> What is being asked
Pull every line containing the word "title" from the records.

> Task material

=-=-=-=-=

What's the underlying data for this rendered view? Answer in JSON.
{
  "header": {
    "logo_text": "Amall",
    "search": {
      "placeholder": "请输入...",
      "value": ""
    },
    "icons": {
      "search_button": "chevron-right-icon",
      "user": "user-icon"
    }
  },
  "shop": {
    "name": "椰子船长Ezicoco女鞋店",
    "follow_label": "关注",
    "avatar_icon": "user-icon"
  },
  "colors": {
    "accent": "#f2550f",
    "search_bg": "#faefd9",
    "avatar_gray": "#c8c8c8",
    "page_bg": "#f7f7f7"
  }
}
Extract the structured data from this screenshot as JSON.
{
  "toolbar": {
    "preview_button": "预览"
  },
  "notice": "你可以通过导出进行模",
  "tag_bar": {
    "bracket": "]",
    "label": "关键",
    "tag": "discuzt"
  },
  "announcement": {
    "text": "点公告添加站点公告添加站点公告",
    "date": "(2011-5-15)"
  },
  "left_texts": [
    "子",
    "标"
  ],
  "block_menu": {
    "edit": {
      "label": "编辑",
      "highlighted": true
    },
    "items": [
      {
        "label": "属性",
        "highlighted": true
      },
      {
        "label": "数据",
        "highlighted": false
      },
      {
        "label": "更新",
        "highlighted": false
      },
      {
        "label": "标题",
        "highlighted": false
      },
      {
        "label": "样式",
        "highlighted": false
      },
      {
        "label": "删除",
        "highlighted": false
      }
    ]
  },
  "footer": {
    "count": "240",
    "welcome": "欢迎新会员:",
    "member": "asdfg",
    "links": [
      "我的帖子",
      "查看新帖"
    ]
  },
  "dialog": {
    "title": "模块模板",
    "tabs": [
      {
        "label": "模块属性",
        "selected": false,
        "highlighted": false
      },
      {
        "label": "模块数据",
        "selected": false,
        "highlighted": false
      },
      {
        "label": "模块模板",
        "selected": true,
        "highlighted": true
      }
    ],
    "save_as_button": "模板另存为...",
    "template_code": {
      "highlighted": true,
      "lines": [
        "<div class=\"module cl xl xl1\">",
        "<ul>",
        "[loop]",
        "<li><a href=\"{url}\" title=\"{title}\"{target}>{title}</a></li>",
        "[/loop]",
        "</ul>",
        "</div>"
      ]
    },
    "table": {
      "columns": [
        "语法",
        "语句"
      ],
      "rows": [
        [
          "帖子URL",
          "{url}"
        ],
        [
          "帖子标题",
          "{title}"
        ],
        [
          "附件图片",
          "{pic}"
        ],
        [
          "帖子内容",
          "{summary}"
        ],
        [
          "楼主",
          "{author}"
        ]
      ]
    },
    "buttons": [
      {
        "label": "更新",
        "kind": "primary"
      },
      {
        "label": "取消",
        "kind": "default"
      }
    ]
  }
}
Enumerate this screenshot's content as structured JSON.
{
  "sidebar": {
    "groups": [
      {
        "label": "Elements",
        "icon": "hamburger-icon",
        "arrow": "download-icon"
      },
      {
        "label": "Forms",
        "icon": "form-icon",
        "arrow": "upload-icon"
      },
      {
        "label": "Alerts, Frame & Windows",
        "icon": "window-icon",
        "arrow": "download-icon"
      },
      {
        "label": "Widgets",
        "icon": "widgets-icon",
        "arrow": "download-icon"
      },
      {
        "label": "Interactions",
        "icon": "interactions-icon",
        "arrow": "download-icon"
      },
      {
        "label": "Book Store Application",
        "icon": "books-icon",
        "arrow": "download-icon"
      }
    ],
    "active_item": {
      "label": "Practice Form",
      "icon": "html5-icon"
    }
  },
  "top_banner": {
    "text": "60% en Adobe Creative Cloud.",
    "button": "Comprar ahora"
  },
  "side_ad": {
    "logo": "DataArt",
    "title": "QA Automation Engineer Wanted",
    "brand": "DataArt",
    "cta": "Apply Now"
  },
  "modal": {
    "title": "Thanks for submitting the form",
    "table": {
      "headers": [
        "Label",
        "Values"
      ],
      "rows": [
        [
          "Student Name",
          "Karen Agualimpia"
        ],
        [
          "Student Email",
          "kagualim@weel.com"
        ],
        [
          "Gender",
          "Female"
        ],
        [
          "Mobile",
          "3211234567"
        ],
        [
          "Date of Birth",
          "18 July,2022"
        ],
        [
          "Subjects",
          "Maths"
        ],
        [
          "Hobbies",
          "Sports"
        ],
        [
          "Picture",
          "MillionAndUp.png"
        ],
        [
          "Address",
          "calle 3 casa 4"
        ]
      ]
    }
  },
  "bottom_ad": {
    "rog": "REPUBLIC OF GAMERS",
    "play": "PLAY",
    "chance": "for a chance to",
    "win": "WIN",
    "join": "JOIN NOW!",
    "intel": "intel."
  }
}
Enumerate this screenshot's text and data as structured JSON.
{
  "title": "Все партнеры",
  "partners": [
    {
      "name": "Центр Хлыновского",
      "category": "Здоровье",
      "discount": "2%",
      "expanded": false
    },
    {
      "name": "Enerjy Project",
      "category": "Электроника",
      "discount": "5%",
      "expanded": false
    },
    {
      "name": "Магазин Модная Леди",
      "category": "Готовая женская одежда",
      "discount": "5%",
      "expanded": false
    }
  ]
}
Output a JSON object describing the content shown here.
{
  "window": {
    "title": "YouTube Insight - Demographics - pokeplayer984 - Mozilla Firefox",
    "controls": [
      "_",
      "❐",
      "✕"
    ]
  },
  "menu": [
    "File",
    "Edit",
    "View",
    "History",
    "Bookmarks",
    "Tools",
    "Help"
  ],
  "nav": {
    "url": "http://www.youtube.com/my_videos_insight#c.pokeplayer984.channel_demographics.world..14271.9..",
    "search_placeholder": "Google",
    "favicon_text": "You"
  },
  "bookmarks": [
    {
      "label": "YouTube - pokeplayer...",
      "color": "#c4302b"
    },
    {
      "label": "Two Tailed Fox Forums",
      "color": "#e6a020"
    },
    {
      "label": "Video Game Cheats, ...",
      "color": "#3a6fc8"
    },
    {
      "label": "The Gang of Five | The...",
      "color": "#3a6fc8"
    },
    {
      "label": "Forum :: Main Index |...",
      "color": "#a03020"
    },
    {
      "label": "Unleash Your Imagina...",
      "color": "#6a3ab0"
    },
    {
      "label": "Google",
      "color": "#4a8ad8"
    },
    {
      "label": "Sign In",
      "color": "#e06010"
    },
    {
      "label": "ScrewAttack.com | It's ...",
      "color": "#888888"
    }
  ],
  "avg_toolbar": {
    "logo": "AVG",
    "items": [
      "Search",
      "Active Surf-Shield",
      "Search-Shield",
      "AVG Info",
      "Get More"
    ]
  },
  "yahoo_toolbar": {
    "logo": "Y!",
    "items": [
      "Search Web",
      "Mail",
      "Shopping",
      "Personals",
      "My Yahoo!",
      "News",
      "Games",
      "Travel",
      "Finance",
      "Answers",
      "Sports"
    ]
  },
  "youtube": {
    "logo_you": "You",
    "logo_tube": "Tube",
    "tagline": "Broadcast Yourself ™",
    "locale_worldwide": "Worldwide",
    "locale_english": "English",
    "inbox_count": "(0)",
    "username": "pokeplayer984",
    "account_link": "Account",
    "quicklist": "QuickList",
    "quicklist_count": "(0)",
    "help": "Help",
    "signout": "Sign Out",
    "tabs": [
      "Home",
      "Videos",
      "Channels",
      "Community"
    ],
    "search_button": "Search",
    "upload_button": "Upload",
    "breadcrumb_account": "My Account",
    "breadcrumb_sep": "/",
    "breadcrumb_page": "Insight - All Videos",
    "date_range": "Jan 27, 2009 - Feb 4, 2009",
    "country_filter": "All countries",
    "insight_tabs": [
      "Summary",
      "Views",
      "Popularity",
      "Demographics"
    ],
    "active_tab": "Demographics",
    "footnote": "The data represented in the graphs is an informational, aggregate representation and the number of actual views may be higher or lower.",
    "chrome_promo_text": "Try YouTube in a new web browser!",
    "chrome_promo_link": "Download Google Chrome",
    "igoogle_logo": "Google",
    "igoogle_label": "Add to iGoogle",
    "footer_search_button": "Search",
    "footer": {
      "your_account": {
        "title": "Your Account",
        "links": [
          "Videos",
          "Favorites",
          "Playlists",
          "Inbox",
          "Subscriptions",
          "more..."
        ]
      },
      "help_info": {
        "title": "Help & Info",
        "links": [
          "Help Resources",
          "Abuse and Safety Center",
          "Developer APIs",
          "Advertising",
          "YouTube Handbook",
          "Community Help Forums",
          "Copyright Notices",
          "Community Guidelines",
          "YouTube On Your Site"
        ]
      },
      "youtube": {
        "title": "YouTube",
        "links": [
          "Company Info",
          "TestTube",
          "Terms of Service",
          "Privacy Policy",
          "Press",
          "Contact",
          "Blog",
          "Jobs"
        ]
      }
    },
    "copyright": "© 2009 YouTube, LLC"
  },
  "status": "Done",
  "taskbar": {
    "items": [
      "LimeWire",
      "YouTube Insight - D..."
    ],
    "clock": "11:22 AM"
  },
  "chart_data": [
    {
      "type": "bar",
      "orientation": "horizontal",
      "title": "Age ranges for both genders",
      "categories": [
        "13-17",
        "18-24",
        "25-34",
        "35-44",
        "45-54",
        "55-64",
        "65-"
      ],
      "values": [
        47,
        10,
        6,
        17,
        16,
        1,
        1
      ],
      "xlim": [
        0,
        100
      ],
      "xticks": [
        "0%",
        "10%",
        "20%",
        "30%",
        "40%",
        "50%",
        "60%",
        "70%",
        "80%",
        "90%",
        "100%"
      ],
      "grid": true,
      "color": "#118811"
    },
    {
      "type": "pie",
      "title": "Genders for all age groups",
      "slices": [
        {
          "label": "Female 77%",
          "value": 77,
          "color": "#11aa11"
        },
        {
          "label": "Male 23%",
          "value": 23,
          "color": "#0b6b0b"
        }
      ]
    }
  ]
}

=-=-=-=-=

> Result
    "title": "模块模板",
        "<li><a href=\"{url}\" title=\"{title}\"{target}>{title}</a></li>",
          "{title}"
    "title": "QA Automation Engineer Wanted",
    "title": "Thanks for submitting the form",
  "title": "Все партнеры",
    "title": "YouTube Insight - Demographics - pokeplayer984 - Mozilla Firefox",
        "title": "Your Account",
        "title": "Help & Info",
        "title": "YouTube",
      "title": "Age ranges for both genders",
      "title": "Genders for all age groups",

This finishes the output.